Yield: 4 Servings
- 4 lamb kidneys
- 1 cup milk
- 1 cup green lentils
- 1 onion
- 1 carrot
- 1 bulb garlic, split
- 1 bay leaf
- 1 bunch thyme, tied in a bundle, plus additional branch
- 1 bunch parsley stems, tied with the thyme
- 4 cups chicken stock
- Salt and pepper, to taste
- ½ cup all-purpose flour, seasoned with salt and
- 1 Tablespoon unsalted butter
- 1 clove garlic
- 1½ Tablespoons extra virgin olive oil, plus additional
- ½ cup garlic, slivered
- ¼ teaspoon chili flakes
- ½ cup lemon juice
- 1 cup mint, leaves picked
- Extra virgin olive oil
Soak the kidneys in milk for 2 hours. Remove them
from the milk and rinse in cold running water for 1 hour;
dry the kidneys. Split each one in half; remove and discard
the fibrous membrane from each side of each half.
While the kidneys are soaking, rinse the lentils in cold
water. Place them in a non-reactive pot and cover with water;
bring to a boil. Once boiled, strain and rinse them again
with cold water. Place the lentils in a non-reactive pot with
the whole onion, carrot, split garlic head, bay leaf, and
tied herb bundle; cover with the chicken stock. Cook the lentils
slowly until they are tender, approximately 20-25 minutes.
Once tender, remove the vegetables and allow the lentils to
cool in their cooking liquid. Strain the lentils and discard

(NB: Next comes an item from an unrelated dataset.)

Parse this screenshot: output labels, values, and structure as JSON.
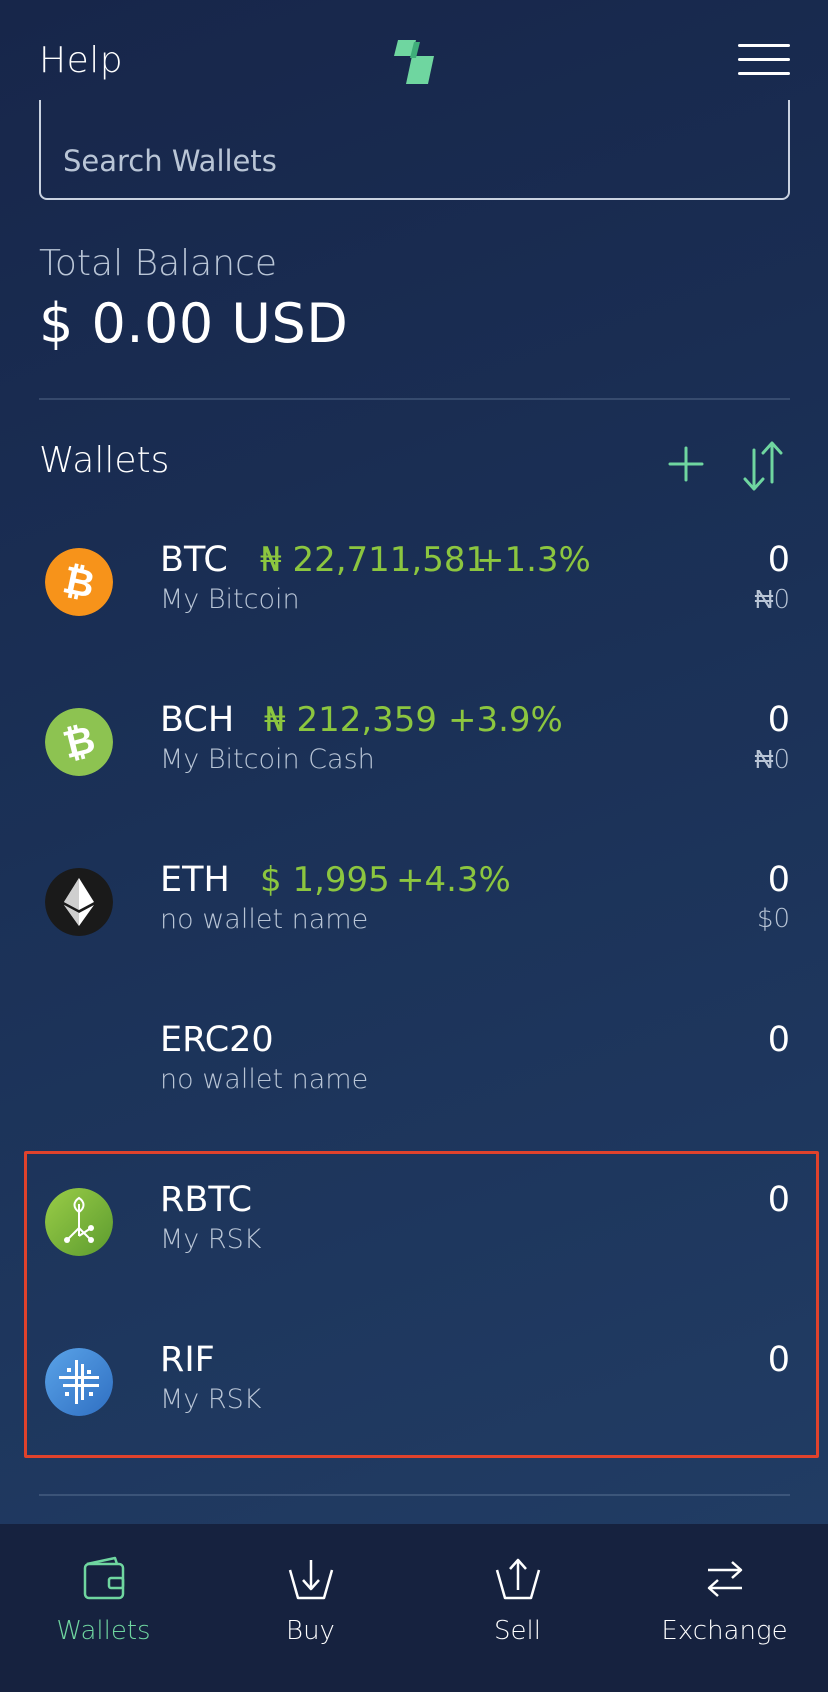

the cooking liquid.
Season the kidney halves with salt and pepper; lightly dust
with the seasoned flour. Heat butter in a pan. Crack the garlic
clove into the pan and add the remaining thyme branch; sizzle
for 1 minute and then add the kidneys. Sear both sides of
each kidney half until golden brown and medium-rare, or approximately
3 minutes total cooking time. In another pan, heat olive oil
and sizzle the slivered garlic and chili flakes. Add the lentils
and toss gently to incorporate. Deglaze the pan with lemon
juice, season with salt and pepper, and toss in the torn mint.
To Assemble and Serve:
Place the spicy lentils on warmed serving plates. On each
plate, lay 2 kidney halves on top of the lentils; drizzle
with extra virgin olive oil and serve immediately.
This dish lends itself well to earthy, textured white
wines, according to sommelier Ed Ruiz of Incanto.
Greco from a good producer in Campania, such as Terredora,
is a natural fit. Another wine that comes to mind is Semillion
from Australia. The goal is to match the earthiness of this
dish to a wine with earth tones and enough acidity to cleanse
the palate. If you prefer red wine, try something with the
Sant’Antimo designation made from Sangiovese Grosso,
usually blended with a bit of Cabernet Sauvignon. The Ferris
notes in these wines are a natural with the kidneys.